Working with beer is a dream job: free-flowing deliciousness, fun people and cool places. But alcohol is also a poison and working long or odd hours and being surrounded by beer poses challenges too.
Close to 100 brewing companies have licensed the IBA's independence seal since its launch in May. We contacted the US Brewers Association, whose campaign inspired it, to find out how they are driving the message in the States.
Borrowing from pop culture is one way in which many breweries have fun with their beers and branding. But is there a danger of overstepping the mark? And what are the consequences for anyone that does?
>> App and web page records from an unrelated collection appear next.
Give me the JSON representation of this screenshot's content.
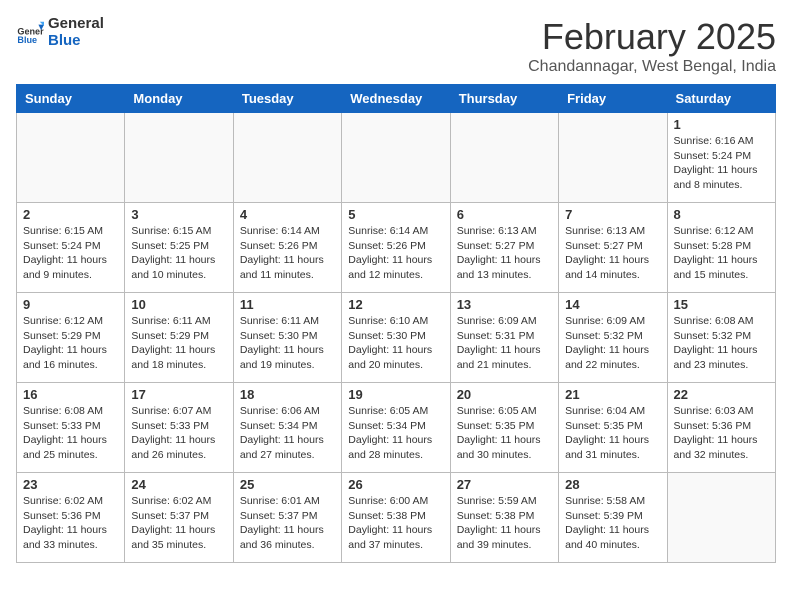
{
  "header": {
    "logo_line1": "General",
    "logo_line2": "Blue",
    "month_year": "February 2025",
    "location": "Chandannagar, West Bengal, India"
  },
  "weekdays": [
    "Sunday",
    "Monday",
    "Tuesday",
    "Wednesday",
    "Thursday",
    "Friday",
    "Saturday"
  ],
  "weeks": [
    [
      {
        "day": "",
        "info": ""
      },
      {
        "day": "",
        "info": ""
      },
      {
        "day": "",
        "info": ""
      },
      {
        "day": "",
        "info": ""
      },
      {
        "day": "",
        "info": ""
      },
      {
        "day": "",
        "info": ""
      },
      {
        "day": "1",
        "info": "Sunrise: 6:16 AM\nSunset: 5:24 PM\nDaylight: 11 hours and 8 minutes."
      }
    ],
    [
      {
        "day": "2",
        "info": "Sunrise: 6:15 AM\nSunset: 5:24 PM\nDaylight: 11 hours and 9 minutes."
      },
      {
        "day": "3",
        "info": "Sunrise: 6:15 AM\nSunset: 5:25 PM\nDaylight: 11 hours and 10 minutes."
      },
      {
        "day": "4",
        "info": "Sunrise: 6:14 AM\nSunset: 5:26 PM\nDaylight: 11 hours and 11 minutes."
      },
      {
        "day": "5",
        "info": "Sunrise: 6:14 AM\nSunset: 5:26 PM\nDaylight: 11 hours and 12 minutes."
      },
      {
        "day": "6",
        "info": "Sunrise: 6:13 AM\nSunset: 5:27 PM\nDaylight: 11 hours and 13 minutes."
      },
      {
        "day": "7",
        "info": "Sunrise: 6:13 AM\nSunset: 5:27 PM\nDaylight: 11 hours and 14 minutes."
      },
      {
        "day": "8",
        "info": "Sunrise: 6:12 AM\nSunset: 5:28 PM\nDaylight: 11 hours and 15 minutes."
      }
    ],
    [
      {
        "day": "9",
        "info": "Sunrise: 6:12 AM\nSunset: 5:29 PM\nDaylight: 11 hours and 16 minutes."
      },
      {
        "day": "10",
        "info": "Sunrise: 6:11 AM\nSunset: 5:29 PM\nDaylight: 11 hours and 18 minutes."
      },
      {
        "day": "11",
        "info": "Sunrise: 6:11 AM\nSunset: 5:30 PM\nDaylight: 11 hours and 19 minutes."
      },
      {
        "day": "12",
        "info": "Sunrise: 6:10 AM\nSunset: 5:30 PM\nDaylight: 11 hours and 20 minutes."
      },
      {
        "day": "13",
        "info": "Sunrise: 6:09 AM\nSunset: 5:31 PM\nDaylight: 11 hours and 21 minutes."
      },
      {
        "day": "14",
        "info": "Sunrise: 6:09 AM\nSunset: 5:32 PM\nDaylight: 11 hours and 22 minutes."
      },
      {
        "day": "15",
        "info": "Sunrise: 6:08 AM\nSunset: 5:32 PM\nDaylight: 11 hours and 23 minutes."
      }
    ],
    [
      {
        "day": "16",
        "info": "Sunrise: 6:08 AM\nSunset: 5:33 PM\nDaylight: 11 hours and 25 minutes."
      },
      {
        "day": "17",
        "info": "Sunrise: 6:07 AM\nSunset: 5:33 PM\nDaylight: 11 hours and 26 minutes."
      },
      {
        "day": "18",
        "info": "Sunrise: 6:06 AM\nSunset: 5:34 PM\nDaylight: 11 hours and 27 minutes."
      },
      {
        "day": "19",
        "info": "Sunrise: 6:05 AM\nSunset: 5:34 PM\nDaylight: 11 hours and 28 minutes."
      },
      {
        "day": "20",
        "info": "Sunrise: 6:05 AM\nSunset: 5:35 PM\nDaylight: 11 hours and 30 minutes."
      },
      {
        "day": "21",
        "info": "Sunrise: 6:04 AM\nSunset: 5:35 PM\nDaylight: 11 hours and 31 minutes."
      },
      {
        "day": "22",
        "info": "Sunrise: 6:03 AM\nSunset: 5:36 PM\nDaylight: 11 hours and 32 minutes."
      }
    ],
    [
      {
        "day": "23",
        "info": "Sunrise: 6:02 AM\nSunset: 5:36 PM\nDaylight: 11 hours and 33 minutes."
      },
      {
        "day": "24",
        "info": "Sunrise: 6:02 AM\nSunset: 5:37 PM\nDaylight: 11 hours and 35 minutes."
      },
      {
        "day": "25",
        "info": "Sunrise: 6:01 AM\nSunset: 5:37 PM\nDaylight: 11 hours and 36 minutes."
      },
      {
        "day": "26",
        "info": "Sunrise: 6:00 AM\nSunset: 5:38 PM\nDaylight: 11 hours and 37 minutes."
      },
      {
        "day": "27",
        "info": "Sunrise: 5:59 AM\nSunset: 5:38 PM\nDaylight: 11 hours and 39 minutes."
      },
      {
        "day": "28",
        "info": "Sunrise: 5:58 AM\nSunset: 5:39 PM\nDaylight: 11 hours and 40 minutes."
      },
      {
        "day": "",
        "info": ""
      }
    ]
  ]
}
Last month, we returned to the topic of ownership. Then, we sought the views of people predominantly operating in the independent sector. Here, we follow up with the views of those who own or work for formerly independent beer brands that are now part of larger businesses.
If ownership of a product is important to you as a buyer, choosing from a fridge of beers has never been trickier, particularly if you're shopping at one of the country's two major retailers. Here, following recent of acquisitions, we look at who owns some of the country's beer brands.
The "fresh is best" message is gaining traction in the beer world. But, for the vast majority of beers, keeping them cold is crucial too. As a couple of new businesses launch with cold storage and transport in mind, we look at why staying cool matters.
Typically, it's overtly sexist labels or crude marketing that brings the beer world's relationship with women into the spotlight. But, as Marie Claire Jarratt finds, there's a more permanent and insidious form of sexism affecting women every day.
As the craft beer industry continues to expand at a rate of knots, it's experiencing growing pains. Among them is a shortage of experienced brewers, an issue that can prove costly, time-consuming and, potentially, dangerous.
With the marketplace becoming ever busier, cans on the rise and breweries rebranding seemingly every week, it's time to revisit the issue of branding. Over two days, our trio of WA writers examine one of the great challenges facing brewers.
The official line is that craft beer is a resoundingly good thing. And that working in the industry means you're the luckiest person alive. Yet what happens when someone's goodwill or eagerness to be part of it is exploited beyond all reasonable limits?